There's a good chance that last week's 18% drop in the Dow was the biggest weekly percentage drop you will ever experience. And that means everything is different now.
You see, in more usual market times, you probably spend a significant amount time trying to find excellent stocks at good prices. But with yesterday's close 39% lower than the all-time high only a year ago, it's easy to find cheap stocks -- but waiting for the market to turn and value those stocks takes some patience.
So to help you ride out the bottom, here are the top 10 things to do while waiting for the end of the financial apocalypse. Drum roll, please …
10. Play the financial-apocalypse drinking game
Get friends together to watch the invigorating financial news on CNBC. Take a drink whenever someone says "contained," "1929," "subprime," or "Roubini," or uses a three-letter combination to refer to something that a reckless CEO has used or will use this year to blow up his century-old, multibillion-dollar business. "ABS," "CDS," and "MBS" count. "WMD" doesn't -- so far, anyway.
9. Improve your job skills
In these trying times, learning a new skill can provide you with increased job security. I imagine the demand for massage therapists and beauticians must be skyrocketing. I mean, if AIG
8. Mock your favorite economist
Milton Friedman is a good target, since we've all discovered just how rationally Bear Stearns, Morgan Stanley
7. Read a book
While away the hours reading Benjamin Graham's classic The Intelligent Investor. Just by opening the cover, you'll feel smart -- and who better to learn from than a guy who almost went broke during the 1929 crash?
6. Take up a new hobby
Knitting can be fun. So is lending money to people who can't pay it back, pooling the loans, chopping them into tiers, persuading Moody's
5. Watch TV
There's a new comedy network in town, and it's called C-SPAN. On C-SPAN, you'll be able to catch the CEO of Lehman Brothers arguing that his actions were "prudent and appropriate" but that he still "feels horrible." You'll get to see the former CEO of AIG explain that even though he did try to persuade his board to ignore pay guidelines and give him a $5 million bonus when AIG was losing money, he asked simply as a way to help out the other senior executives. It's heartwarming that these ultra-wealthy CEOs have such compassion for the little people.

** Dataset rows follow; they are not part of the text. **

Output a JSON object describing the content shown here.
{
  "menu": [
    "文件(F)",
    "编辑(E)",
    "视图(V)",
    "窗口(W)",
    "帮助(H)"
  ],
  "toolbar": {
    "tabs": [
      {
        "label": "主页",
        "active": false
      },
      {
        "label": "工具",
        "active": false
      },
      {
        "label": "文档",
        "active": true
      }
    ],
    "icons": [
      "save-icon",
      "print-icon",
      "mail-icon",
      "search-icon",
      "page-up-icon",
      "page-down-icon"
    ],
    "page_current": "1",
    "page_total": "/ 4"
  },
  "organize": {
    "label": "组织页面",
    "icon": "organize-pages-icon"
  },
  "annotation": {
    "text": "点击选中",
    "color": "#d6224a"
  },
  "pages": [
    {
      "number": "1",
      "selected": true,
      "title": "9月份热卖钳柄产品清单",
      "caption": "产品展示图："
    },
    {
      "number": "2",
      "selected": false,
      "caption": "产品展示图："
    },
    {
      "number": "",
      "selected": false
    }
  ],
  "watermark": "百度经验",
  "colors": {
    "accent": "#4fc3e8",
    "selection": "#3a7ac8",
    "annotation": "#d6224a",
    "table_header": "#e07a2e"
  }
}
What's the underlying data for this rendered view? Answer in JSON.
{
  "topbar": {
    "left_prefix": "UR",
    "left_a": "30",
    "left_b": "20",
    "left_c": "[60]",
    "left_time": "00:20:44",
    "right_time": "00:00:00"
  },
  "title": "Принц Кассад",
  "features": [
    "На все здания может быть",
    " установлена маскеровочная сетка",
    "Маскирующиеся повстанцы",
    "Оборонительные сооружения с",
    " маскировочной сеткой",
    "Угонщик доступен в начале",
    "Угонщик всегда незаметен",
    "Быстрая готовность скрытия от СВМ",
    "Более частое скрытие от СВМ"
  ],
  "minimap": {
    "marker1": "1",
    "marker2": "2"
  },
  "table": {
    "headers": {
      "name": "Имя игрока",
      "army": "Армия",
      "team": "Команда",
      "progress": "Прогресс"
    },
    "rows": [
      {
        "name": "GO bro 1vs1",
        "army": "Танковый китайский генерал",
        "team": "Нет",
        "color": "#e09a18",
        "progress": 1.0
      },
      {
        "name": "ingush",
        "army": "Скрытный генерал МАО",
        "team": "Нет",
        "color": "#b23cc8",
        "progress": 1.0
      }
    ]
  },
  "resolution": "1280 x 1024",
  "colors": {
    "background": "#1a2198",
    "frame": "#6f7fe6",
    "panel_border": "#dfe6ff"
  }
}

4. Try to fail horribly
If nothing else, this financial apocalypse proves that failure is the path to the American dream. Last year, former Merrill Lynch
3. Increase your income by $2,292
The $700 billion bailout of the financials amounts to about $2,292 for every man, woman, and child in the United States. As a responsible citizen, you should be looking for ways to pay that money off. You could get a second job at McDonald's
Since the market has fallen so much, you could just give up. The Dow Jones Industrial Average is down about 39% from its high. In the 26 bear markets since 1900, it declined more than 50% only twice -- 90% in 1929 and 52% in 1937. Just based on these numbers, you should probably act quickly. If you don't capitulate soon, you may not get the chance to do so before sanity returns.
And the No. 1 thing to do while waiting for the end of the financial apocalypse:
1. Buy some cheap stocks
If you decide not to capitulate, then you should probably go ahead and buy some cheap stocks. There's a good chance that during this crisis, you'll see businesses trading at prices lower than you may ever see again. Look for inexpensive companies that are throwing off cash, have rock-solid balance sheets with no short-term debt maturities or cash needs, and have excellent competitive positions.
Don't worry about buying at the exact bottom, because the bottom is impossible to predict. Just buy at prices that are almost certain to provide long-term investors with amazing future returns. If you're looking for ideas, our Motley Fool Inside Value team has identified some excellent businesses trading for a small fraction of their fair value. You can read about them with a free trial.
Fool contributor Richard Gibbons has confidence that despite the outrage over CEOs who made hundreds of millions for driving their companies into the mud, CEO pay will continue to escalate. He owns none of the stocks discussed in this article. Moody's is an Inside Value and Stock Advisor recommendation. The Fool's disclosure policy avoids tranches of all kinds.